I have written often of how both the physiognomy and instincts of humans undermine our efforts to swim well, because we’re terrestrial mammals in an aquatic environment. But it’s possible to develop a new set of instincts – both instincts for working with, not against, water, and for learning itself.
Mike McCloskey posted this on the TI Discussion Forum
I was recently rereading The Inner Game of Tennis by Timothy Gallwey and was stuck by this: “Perhaps a better way to describe the player who is “unconscious” is by saying that his mind is so concentrated, so focused, that it is still. It becomes one with what the body is doing, and the unconscious or automatic functions are working without interference from thoughts. The concentrated mind has no room for thinking how well the body is doing, much less of the how-to’s of the doing. When a player is in this state, there is little to interfere with the full expression of his potential to perform, learn, and enjoy.”
For the mind to be still and concentrated, Gallwey writes that it must be free of judgements about what is “good” or “bad” and just observe what “is”.
Mike goes on to say that he has long “been convinced my kicking sucks” and frustrated by his inability to improve. Influenced by the Inner Game, he tried an experiment with vertical kicking.
If I sink to the bottom of the pool so be it. I decided beforehand not to think about kicking, or how to kick, or how my kick sucks, or what my ankles or toes should do, or how my knee should bend or not bend. Instead I tried not to THINK–just feel and observe.
I noticed my head went under the water a little but resurfaced right away. The life guard was looking at me. My toes pointed towards the bottom of the pool. I wasn’t trying to kick hard or that fast but I was being pushed up.

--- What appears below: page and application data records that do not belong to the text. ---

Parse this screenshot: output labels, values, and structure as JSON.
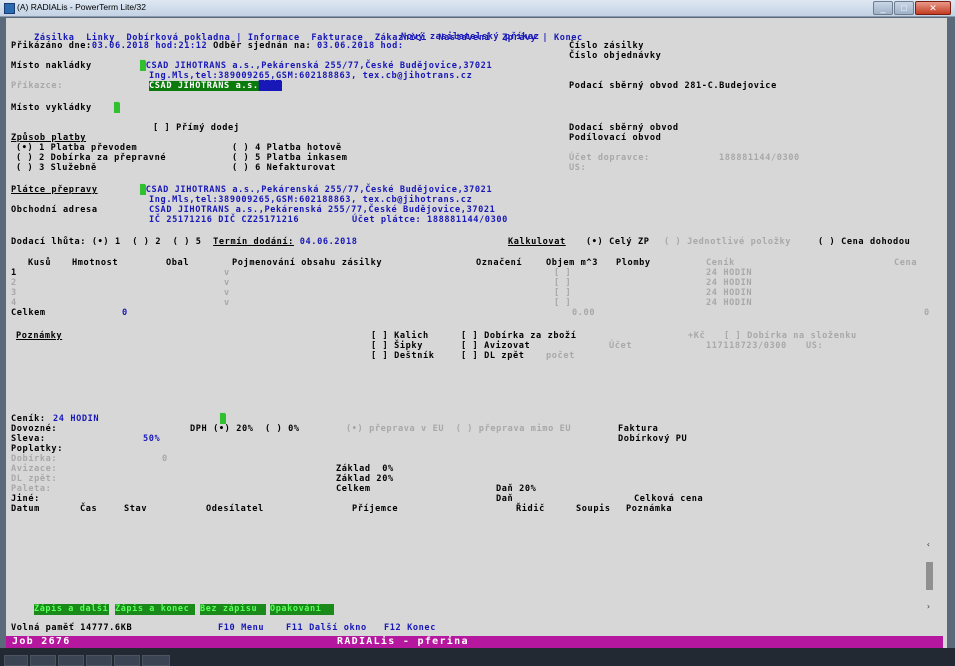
{
  "window": {
    "title": "(A) RADIALis - PowerTerm Lite/32"
  },
  "menu": {
    "items": [
      "Zásilka",
      "Linky",
      "Dobírková pokladna",
      "|",
      "Informace",
      "Fakturace",
      "Zákazníci",
      "Nastavení",
      "Zprávy",
      "|",
      "Konec"
    ]
  },
  "header": {
    "form_title": "Nový zasilatelský příkaz",
    "prikazano_label": "Přikázáno dne:",
    "prikazano_value": "03.06.2018 hod:21:12",
    "odber_label": "Odběr sjednán na:",
    "odber_value": "03.06.2018 hod:",
    "cislo_zasilky": "Číslo zásilky",
    "cislo_objednavky": "Číslo objednávky"
  },
  "nakladka": {
    "label": "Místo nakládky",
    "line1": "CSAD JIHOTRANS a.s.,Pekárenská 255/77,České Budějovice,37021",
    "line2": "Ing.Mls,tel:389009265,GSM:602188863, tex.cb@jihotrans.cz",
    "prikazce_label": "Příkazce:",
    "prikazce_value": "CSAD JIHOTRANS a.s.",
    "podaci_obvod": "Podací sběrný obvod 281-C.Budejovice"
  },
  "vykladka": {
    "label": "Místo vykládky"
  },
  "platba": {
    "primy_dodej": "[ ] Přímý dodej",
    "zpusob_label": "Způsob platby",
    "opt1": "(•) 1 Platba převodem",
    "opt2": "( ) 2 Dobírka za přepravné",
    "opt3": "( ) 3 Služebně",
    "opt4": "( ) 4 Platba hotově",
    "opt5": "( ) 5 Platba inkasem",
    "opt6": "( ) 6 Nefakturovat",
    "dodaci_obvod": "Dodací sběrný obvod",
    "podilovaci_obvod": "Podílovací obvod",
    "ucet_dopravce_label": "Účet dopravce:",
    "ucet_dopravce_value": "188881144/0300",
    "us": "US:"
  },
  "platce": {
    "label": "Plátce přepravy",
    "line1": "CSAD JIHOTRANS a.s.,Pekárenská 255/77,České Budějovice,37021",
    "line2": "Ing.Mls,tel:389009265,GSM:602188863, tex.cb@jihotrans.cz",
    "obchodni_label": "Obchodní adresa",
    "obchodni_line1": "CSAD JIHOTRANS a.s.,Pekárenská 255/77,České Budějovice,37021",
    "ic_line": "IČ 25171216 DIČ CZ25171216",
    "ucet_platce": "Účet plátce: 188881144/0300"
  },
  "dodaci": {
    "lhuta_label": "Dodací lhůta:",
    "lhuta_opts": "(•) 1  ( ) 2  ( ) 5",
    "termin_label": "Termín dodání:",
    "termin_value": "04.06.2018",
    "kalkulovat_label": "Kalkulovat",
    "opt_cely": "(•) Celý ZP",
    "opt_jednotlive": "( ) Jednotlivé položky",
    "opt_cena": "( ) Cena dohodou"
  },
  "table": {
    "headers": [
      "Kusů",
      "Hmotnost",
      "Obal",
      "Pojmenování obsahu zásilky",
      "Označení",
      "Objem m^3",
      "Plomby",
      "Ceník",
      "Cena"
    ],
    "rows": [
      {
        "num": "1",
        "v": "v",
        "objem": "[ ]",
        "cenik": "24 HODIN"
      },
      {
        "num": "2",
        "v": "v",
        "objem": "[ ]",
        "cenik": "24 HODIN"
      },
      {
        "num": "3",
        "v": "v",
        "objem": "[ ]",
        "cenik": "24 HODIN"
      },
      {
        "num": "4",
        "v": "v",
        "objem": "[ ]",
        "cenik": "24 HODIN"
      }
    ],
    "total_label": "Celkem",
    "total_value": "0",
    "total_objem": "0.00",
    "total_cena": "0"
  },
  "options": {
    "poznamky": "Poznámky",
    "kalich": "[ ] Kalich",
    "sipky": "[ ] Šipky",
    "destnik": "[ ] Deštník",
    "dobirka_zbozi": "[ ] Dobírka za zboží",
    "avizovat": "[ ] Avizovat",
    "dl_zpet": "[ ] DL zpět",
    "pocet": "počet",
    "kc": "+Kč",
    "ucet": "Účet",
    "dobirka_slozenku": "[ ] Dobírka na složenku",
    "ucet_value": "117118723/0300",
    "us": "US:"
  },
  "summary": {
    "cenik_label": "Ceník:",
    "cenik_value": "24 HODIN",
    "dovozne": "Dovozné:",
    "dph": "DPH (•) 20%  ( ) 0%",
    "preprava_eu": "(•) přeprava v EU  ( ) přeprava mimo EU",
    "faktura": "Faktura",
    "sleva_label": "Sleva:",
    "sleva_value": "50%",
    "dobirkovy_pu": "Dobírkový PU",
    "poplatky": "Poplatky:",
    "dobirka": "Dobírka:",
    "dobirka_value": "0",
    "avizace": "Avizace:",
    "dl_zpet": "DL zpět:",
    "paleta": "Paleta:",
    "jine": "Jiné:",
    "zaklad0": "Základ  0%",
    "zaklad20": "Základ 20%",
    "celkem": "Celkem",
    "dan20": "Daň 20%",
    "dan": "Daň",
    "celkova_cena": "Celková cena"
  },
  "history": {
    "headers": [
      "Datum",
      "Čas",
      "Stav",
      "Odesílatel",
      "Příjemce",
      "Řidič",
      "Soupis",
      "Poznámka"
    ]
  },
  "buttons": [
    {
      "label": "Zápis a další"
    },
    {
      "label": "Zápis a konec"
    },
    {
      "label": "Bez zápisu"
    },
    {
      "label": "Opakování"
    }
  ],
  "footer": {
    "memory": "Volná paměť 14777.6KB",
    "f10": "F10 Menu",
    "f11": "F11 Další okno",
    "f12": "F12 Konec"
  },
  "statusbar": {
    "job": "Job 2676",
    "app": "RADIALis - pferina"
  }
}
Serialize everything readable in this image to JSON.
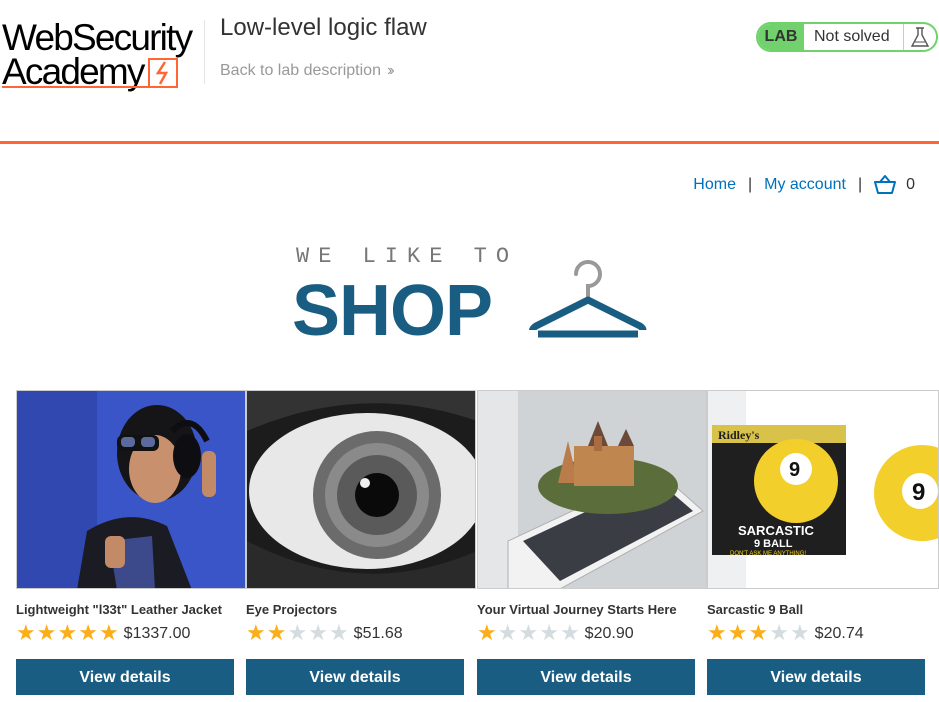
{
  "header": {
    "logo_line1": "WebSecurity",
    "logo_line2": "Academy",
    "lab_title": "Low-level logic flaw",
    "back_link": "Back to lab description",
    "status_badge": "LAB",
    "status_text": "Not solved"
  },
  "nav": {
    "home": "Home",
    "separator": "|",
    "my_account": "My account",
    "cart_count": "0"
  },
  "banner": {
    "small": "WE LIKE TO",
    "big": "SHOP"
  },
  "products": [
    {
      "name": "Lightweight \"l33t\" Leather Jacket",
      "rating": 5,
      "price": "$1337.00",
      "button": "View details"
    },
    {
      "name": "Eye Projectors",
      "rating": 2,
      "price": "$51.68",
      "button": "View details"
    },
    {
      "name": "Your Virtual Journey Starts Here",
      "rating": 1,
      "price": "$20.90",
      "button": "View details"
    },
    {
      "name": "Sarcastic 9 Ball",
      "rating": 3,
      "price": "$20.74",
      "button": "View details"
    }
  ],
  "product_images": {
    "ball_brand": "Ridley's",
    "ball_number": "9",
    "ball_title": "SARCASTIC",
    "ball_subtitle": "9 BALL",
    "ball_tagline": "DON'T ASK ME ANYTHING!"
  },
  "colors": {
    "accent": "#ff6633",
    "link": "#0071bc",
    "button": "#1a5d82",
    "status_green": "#70d16d",
    "star_on": "#fcae19",
    "star_off": "#d4dce0"
  }
}
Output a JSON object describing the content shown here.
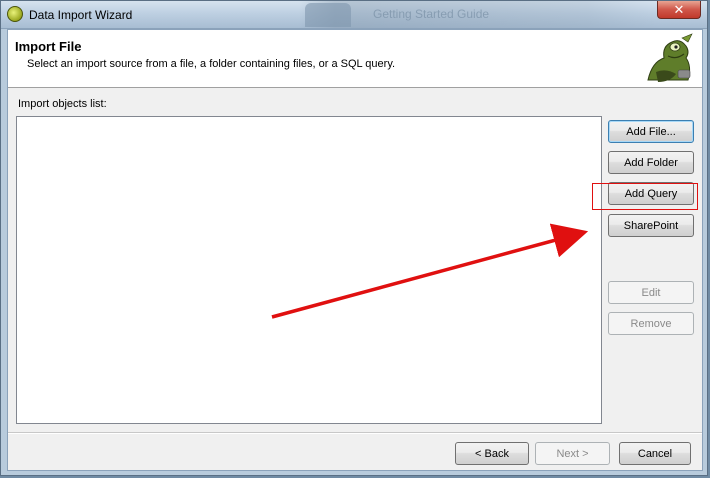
{
  "window": {
    "title": "Data Import Wizard",
    "close_label": "✕",
    "background_window_title": "Getting Started Guide"
  },
  "header": {
    "title": "Import File",
    "subtitle": "Select an import source from a file, a folder containing files, or a SQL query."
  },
  "list": {
    "label": "Import objects list:",
    "items": []
  },
  "side_buttons": {
    "add_file": "Add File...",
    "add_folder": "Add Folder",
    "add_query": "Add Query",
    "sharepoint": "SharePoint",
    "edit": "Edit",
    "remove": "Remove"
  },
  "footer_buttons": {
    "back": "< Back",
    "next": "Next >",
    "cancel": "Cancel"
  },
  "annotation": {
    "highlight_color": "#e01010",
    "arrow_color": "#e01010",
    "target": "SharePoint"
  }
}
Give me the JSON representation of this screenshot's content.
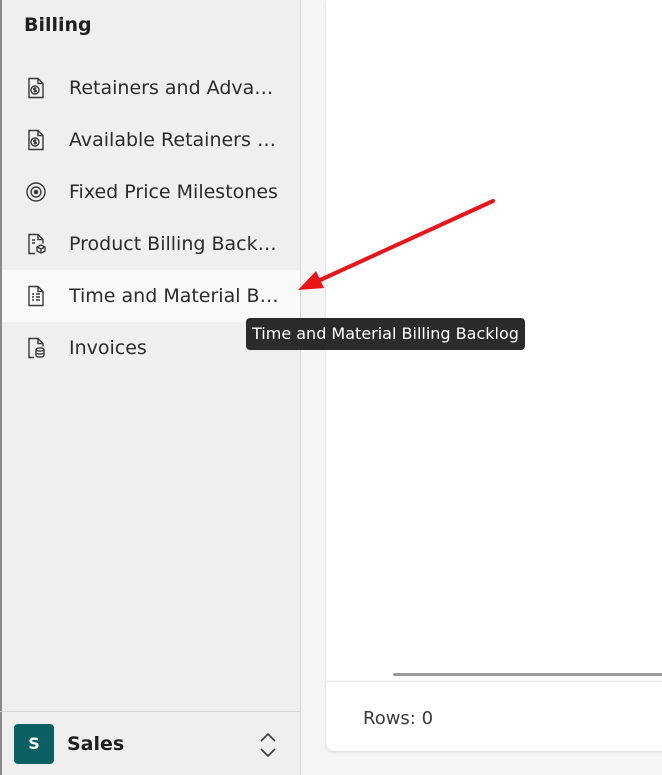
{
  "sidebar": {
    "section_title": "Billing",
    "items": [
      {
        "label": "Retainers and Advances",
        "icon": "money-document-icon"
      },
      {
        "label": "Available Retainers and Advances",
        "icon": "money-document-icon"
      },
      {
        "label": "Fixed Price Milestones",
        "icon": "target-icon"
      },
      {
        "label": "Product Billing Backlog",
        "icon": "document-box-icon"
      },
      {
        "label": "Time and Material Billing Backlog",
        "icon": "document-lines-icon"
      },
      {
        "label": "Invoices",
        "icon": "document-coins-icon"
      }
    ],
    "active_index": 4,
    "footer": {
      "badge": "S",
      "area_name": "Sales",
      "badge_color": "#0c5f62"
    }
  },
  "main": {
    "rows_label": "Rows: 0"
  },
  "tooltip": {
    "text": "Time and Material Billing Backlog"
  },
  "annotation": {
    "arrow_color": "#e8141a"
  }
}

I could feel the heaviness of the water on the top of my feet. Never felt that before. The water felt kind of thick but not sticky. More like watery mud than glue. My whole leg felt involved with the action from my toes to my hips. It wasn’t really tiring or overloading any one area–just spread out over every lower muscle.
The Optimal State of Consciousness for Practice
The Inner Game of Tennis was the first book I read which left a profound and enduring influence on how I practice and teach swimming. I read it while coaching position at the US Merchant Marine Academy in 1974. I picked it up because I had started playing tennis, as a replacement for swimming in my fitness regime. My interest in tennis only lasted a few weeks. The book has stayed with me for almost four decades.
Here are the key ideas I drew from Mike’s post
1) Treat anything that happens during practice as information. Learning to swim is more challenging and complicated for adults, than kids, in part because adults tend to compare every experience with a lifetime of other experiences, impressions and ‘rules.’ Kids just do things in the moment and focus purely on that moment’s experience. Kids are also more likely to view swim lessons as a form of play. For adults it’s serious stuff.
Cultivating a curious even-keeled attitude (semi-intentional pun) is essential. As is the ability to view a less-successful attempt, not as a failure, but as a success in identifying, and eliminating, a less effective way of moving. As long as Mike was convinced his kick sucks, his every experience with it confirmed that view. As soon as he decided to simply experience and not judge, he became attuned to useful and encourgaing sensations.
2) Practice moving meditation. The still and concentrated mind Gallwey describes is the antithesis of the “monkey mind” described by Buddhist monks. As I blogged recentlyabout the Superlearning State our normal waking state is of a highly diffuse focus. We need to be alert and ready to respond to a stream of unexpected stimuli, inputs and happenings – when driving for instance.
This is the Beta brainwave state in which our brain cycles at 13-40 hertz (cycles per second). The optimal state for learning is the Alpha or ‘Superlearning’ state at 8 to 12 hertz, in which we’re calm, but keenly alert. This state is resistant to distraction and optimal for targeted focus.
What puts us in this particular state? Moving meditation. That’s why TI practice is based on a series of swimming ‘mantras.’ Focal Points. Stroke Counts. Tempo Trainer Beeps.
In Mike’s case, practicing with an open, non-judging, mind allowed him to access a stream of far more acute kinesthetic cues, strong enough that he could describe them vividly.
This suggests to me that a goal of Focal Point practice should be to experience the kinesthetic part of swimming so strongly that you can describe the sensations produced as vividly as in Mike’s example above. In time, these will develop into instincts that serve us well, rather than undermine us.